Heat Capacity in Kinetic Theory

Heat Capacity in Kinetic Theory

When a gas is heated at constant volume the heat supplied is used to, (a) increase the translational kinetic energy of the gas molecules and (b) to increase the intra-molecular energy, e.g., vibrational or rotational energy within the molecules.

According to the kinetic theory of gases;

PV = 2/3 x K.E.

or, K.E. = 3/2 PV

But, PV = RT for one mole of gas.

Therefore, the K.E. of one mole = 3/2 RT

For an increase of temperature from T1 to T2 the increase of Kinetic Energy of one mole of gas is,

3/2 R (T2 – T1)

When the increase of temperature is 1°C, i.e., (T2 – T1) = 10 C, the increase in K.E. is equal 3/2 R. But the molar heat capacity CV = Increase of K. E. for increase of temperature by 1°C + increase in infra-molecular energy.


CV = 3/2 R + x … … … (1)

where x = contribution to the molar heat capacity for increase of intra-molecular energy. If the gas is monatomic there is no rotational or vibrational motion and x = 0. So, for monatomic gases:

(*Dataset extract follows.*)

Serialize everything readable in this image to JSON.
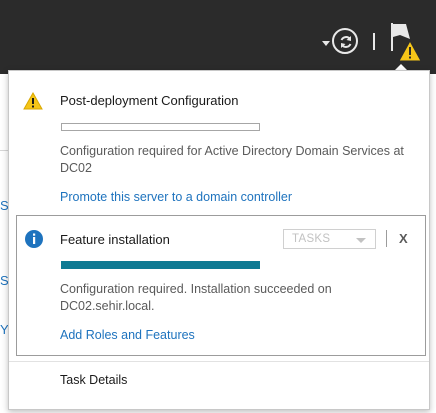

CV = 3/2 R

When the gas is heated at constant pressure the gas expands and does work against the external pressure. Heat is required for this work to be done and also to raise the temperature. This work is equal to (PV2 – PV1) or P (V2 – V1) where V2 and V1 are the volumes at temperature T2 and T1 respectively.

When one mole of gas is considered, V2 and V1 are the molar volumes. lf T2 –T1 =1°C, then for a monatomic gas the molar heat capacity at constant pressure CP is given by;

CP = CV + P (V2 – V1)

= CV + R (T2 –T1)

= CV + R

or, CP – CV = R

In the general case where contribution from increase in intra-molecular energy is also to taken into account;

CP = CV + R + x

= 3/2 R + R + x

= 5/2 R + x